It's not the go-to place for the young and restless hipster set; that's 529 EAV. Nor is it the neighborhood watering hole for indie music devotées; that's the EARL. It's also not trying out-Mary Mary's.
What the Asylum is trying to be is a place for everyone.
The bar has undergone several behind-the-scenes transformations in recent months, including bringing in a new majority owner, a new chef and general manager.
Meanwhile, it still is entangled in a row with Neighborhood Planning Unit-W over its liquor license.
City codes allow an establishment to have live entertainment and sell beer and wine. But in order to sell hard liquor such as vodka and have live entertainment, it can't be within 300 feet of the nearest residential property.
NPU-W's interpretation of measuring the distance is from closest point to closest point between properties.
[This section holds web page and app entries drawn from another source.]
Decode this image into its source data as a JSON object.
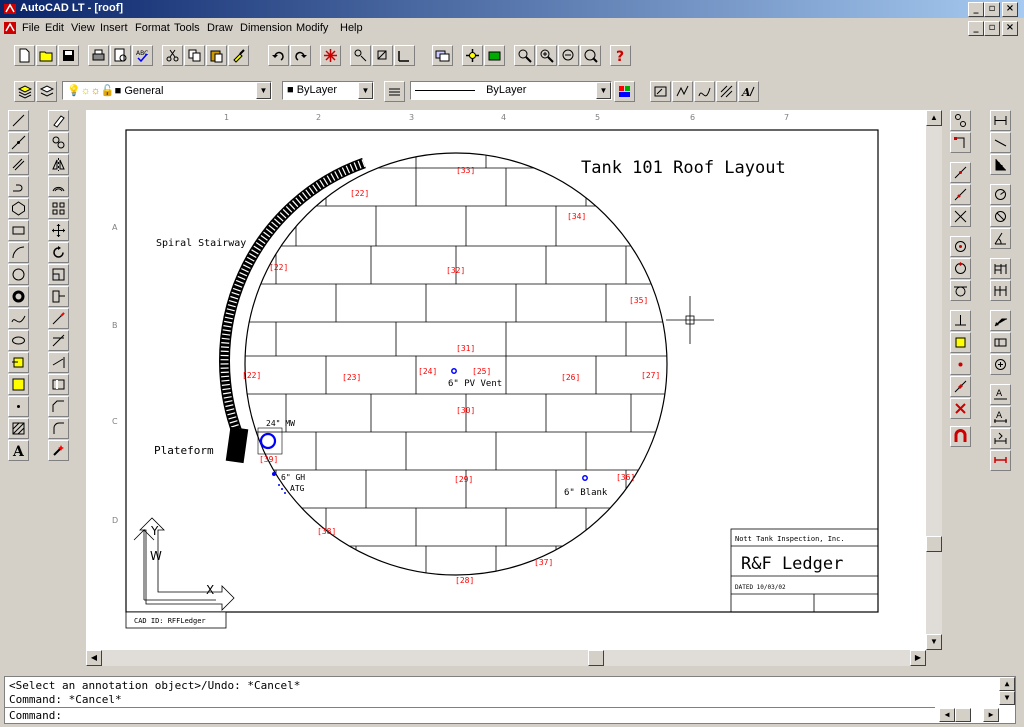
{
  "window": {
    "title": "AutoCAD LT - [roof]"
  },
  "menu": [
    "File",
    "Edit",
    "View",
    "Insert",
    "Format",
    "Tools",
    "Draw",
    "Dimension",
    "Modify",
    "Help"
  ],
  "properties": {
    "layer": "General",
    "color": "ByLayer",
    "linetype": "ByLayer"
  },
  "ruler_top": [
    "1",
    "2",
    "3",
    "4",
    "5",
    "6",
    "7"
  ],
  "ruler_left": [
    "A",
    "B",
    "C",
    "D"
  ],
  "drawing": {
    "title": "Tank 101 Roof Layout",
    "labels": {
      "stairway": "Spiral Stairway",
      "platform": "Plateform",
      "manway": "24\" MW",
      "pv_vent": "6\" PV Vent",
      "gh": "6\" GH",
      "atg": "ATG",
      "blank": "6\" Blank"
    },
    "panel_ids": [
      "[33]",
      "[22]",
      "[34]",
      "[22]",
      "[32]",
      "[35]",
      "[31]",
      "[22]",
      "[23]",
      "[24]",
      "[25]",
      "[26]",
      "[27]",
      "[30]",
      "[39]",
      "[29]",
      "[36]",
      "[38]",
      "[37]",
      "[28]"
    ],
    "titleblock": {
      "company": "Nott Tank Inspection, Inc.",
      "name": "R&F Ledger",
      "date": "DATED 10/03/02"
    },
    "cad_id": "CAD ID: RFFLedger",
    "ucs": {
      "y": "Y",
      "w": "W",
      "x": "X"
    }
  },
  "command": {
    "lines": [
      "<Select an annotation object>/Undo: *Cancel*",
      "Command: *Cancel*"
    ],
    "prompt": "Command:"
  },
  "colors": {
    "title_active": "#0a246a",
    "panel_id": "#ff0000",
    "vent": "#0000ff"
  }
}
Asylum's stance has been front door to front door.
The bar, which has had live entertainment and sold hard liquor, has a "due cause" hearing Tuesday, Jan. 8, before the city's License Review Board.
The due cause is "operating a business without an occupation tax registration certificate/allowing live entertainment although the restaurant has not been approved for live entertainment.," as written on the LRB's agenda.
Salvatore Insinga, the Asylum's general manager, told East Atlanta Patch the Asylum's owners believe they are in the right.
What the bar is focused on right now is carving out an identity and niche.
"We're trying to produce a really good product for the East Atlanta Village," Insinga said.
Mike Comastro, who now is majority owner, wants the venue to focus on how it wants to define itself. (Brian Michael Sawyer, the original owner, retains a minority ownership stake.)
To that end, the bar is focused more on its music offerings and efforts to carve a niche from the Village's other music venues, he said.
"It went through an identity crisis," Insinga said.
The plan is to offer a steady variety of entertainment offerings: On Mondays, live comedy; two Tuesdays a month, hip-hop; on Wednesdays, punk and metal, and Thursdays, Fridays and Saturdays, electronic dance music.
In most cases, Asylum won't charge a cover, he said, adding the venue has bookings through April 2013.
"I want to have something for everybody," Insinga said, adding the sound and lighting in the venue have been overhauled at a cost of about $100,000.
But Insinga said the changes under Comastro, who owns several Chicago's Pizzas in Kennesaw and Smyrna, as well as in Jacksonville, Fla., will allow Asylum to build on its goal of appealing to a variety of audiences via a regular lineup of different entertainment options.
"We're trying to put quality shows for people," he said. "We don't think there's any other way."